No. I probably shouldn’t have gone so far. God knows the place could do with a little more business, especially in these troubled times. And perhaps we old folk might have learned something from this curly-haired oik. On the other hand…

Honour and Orbez

Sharks can smell a drop of blood from many miles away. So what? Some academics can sense when someone, no matter who or where they are, is disparaging their pet subject. Take Dr. Mark Phliger, for example, author of the award-winning thesis, To Honour and Orbez: Maurice Orbez and the Phantom Code.

There I was, thinking that I might be able to put the Maurice Orbez controversy behind me for a few days and sail into the warmer waters of the Luis Funnel hullabaloo, when along comes Dr. Mark Phliger, paddling a raft of new arguments, less-than-neatly packed into the sort of sprawling letter that makes Victorian novels look like haiku.

Here follows a short summary of his claims.

Firstly, regarding the identity of Orbez, he seems to fall into the Carl Stensson camp, believing that, although a man called Maurice Orbez did exist, he probably enlisted the help of one (or possibly two) people in order to create the two books (Life is Sickness and Other Medieval Wall-Scrawlings and Pain is an Everpresent and Yet More Medieval Wall-Scrawlings). One of these people was – as Andrew K has pointed out – most probably a defrocked nun going by the name of Madame De Bouffray-Ticholauz. The other figure may have been Gustav Lamont, poetic prodigy and son of a Parisian butcher.

On the subject of whether or not the aforementioned books are pure fiction, or documented fact, Phliger ambles down a well-worn path, opting for a mixture of both. ‘It is,’ he writes, ‘impossible to imagine that the authors ignored real wall-scrawlings – though equally difficult to suppose that they could have come across so fertile a crop as this’. A tediously fair point.
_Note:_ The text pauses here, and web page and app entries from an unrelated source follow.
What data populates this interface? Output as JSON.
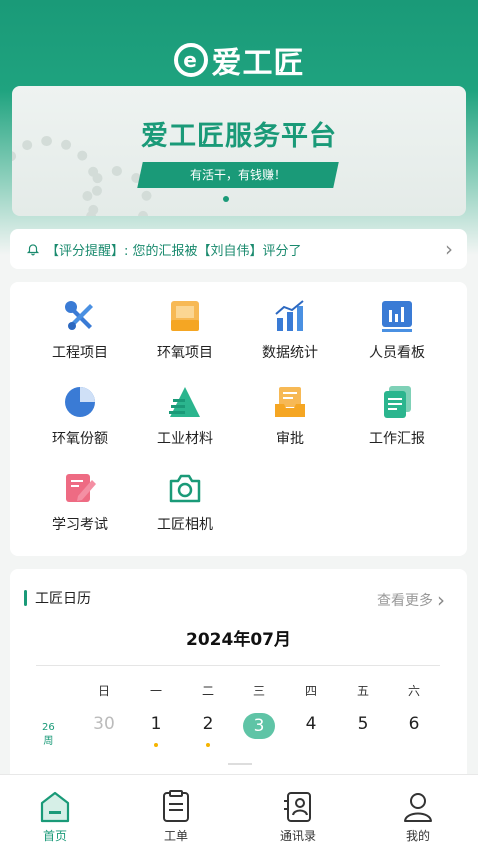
{
  "header": {
    "app_name": "爱工匠",
    "logo_letter": "e"
  },
  "banner": {
    "title": "爱工匠服务平台",
    "slogan": "有活干，有钱赚！"
  },
  "notice": {
    "text": "【评分提醒】: 您的汇报被【刘自伟】评分了"
  },
  "menu": [
    {
      "label": "工程项目",
      "icon": "wrench-screwdriver-icon"
    },
    {
      "label": "环氧项目",
      "icon": "folder-icon"
    },
    {
      "label": "数据统计",
      "icon": "bar-chart-trend-icon"
    },
    {
      "label": "人员看板",
      "icon": "dashboard-chart-icon"
    },
    {
      "label": "环氧份额",
      "icon": "pie-chart-icon"
    },
    {
      "label": "工业材料",
      "icon": "material-pyramid-icon"
    },
    {
      "label": "审批",
      "icon": "approval-inbox-icon"
    },
    {
      "label": "工作汇报",
      "icon": "report-document-icon"
    },
    {
      "label": "学习考试",
      "icon": "study-pen-icon"
    },
    {
      "label": "工匠相机",
      "icon": "camera-icon"
    }
  ],
  "calendar": {
    "title": "工匠日历",
    "more": "查看更多",
    "month": "2024年07月",
    "weekdays": [
      "日",
      "一",
      "二",
      "三",
      "四",
      "五",
      "六"
    ],
    "week_number": "26",
    "week_suffix": "周",
    "days": [
      "30",
      "1",
      "2",
      "3",
      "4",
      "5",
      "6"
    ],
    "today": "3"
  },
  "tabs": [
    {
      "label": "首页",
      "icon": "home-icon",
      "active": true
    },
    {
      "label": "工单",
      "icon": "clipboard-icon",
      "active": false
    },
    {
      "label": "通讯录",
      "icon": "contacts-icon",
      "active": false
    },
    {
      "label": "我的",
      "icon": "user-icon",
      "active": false
    }
  ],
  "colors": {
    "primary": "#1a9a78",
    "today_bg": "#5fc4a6",
    "mark": "#f5b400"
  }
}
And then we come to the code. Could it really be, as Andrew K has written, that ‘the location of the Ark of the Covenant or some such great Mystery are contained within the Wall Scrawlings’ ? According to Phliger, nothing could be further from the truth, though he understand’s Mr K’s argument. ‘After all,’ he writes: ‘Orbez’s intention was very much to give the impression of there being a code; a code which both was and was not there: a code that was created in order to make fun of codes themselves. In short, an ironic code.’ To understand the true nature of this ‘ironic’ or ‘phantom’ code we must, it turns out, read Phliger’s thesis (which, if his academic style is anything like his letter-writing style, will probably be a long and tiring read).

Of course, what these comments don’t deal with is why a strange team of two of three authors would want to create a couple of curious books containing ironic codes in the first place? The echoing question is, as ever: enough about the damn authors – what about their audience?

[follow the earlier part of this controversy here, here and, finally, here]

Another Hidden Agenda

A week or so ago I hadn’t even heard of Maurice Orbez: now I find myself exploring the revelation of the possibility that there could be a code hidden somewhere in one or all of his/her works. Such is the life of a critic of obscure European literature.

Speaking (or writing, as the case may be) of concealed codes, where better to turn than to the equally strange case of Guillermo Merentes, Luis Funnel and the ‘ultimate text’ of San Estebon in Winter?

More on this, in due time.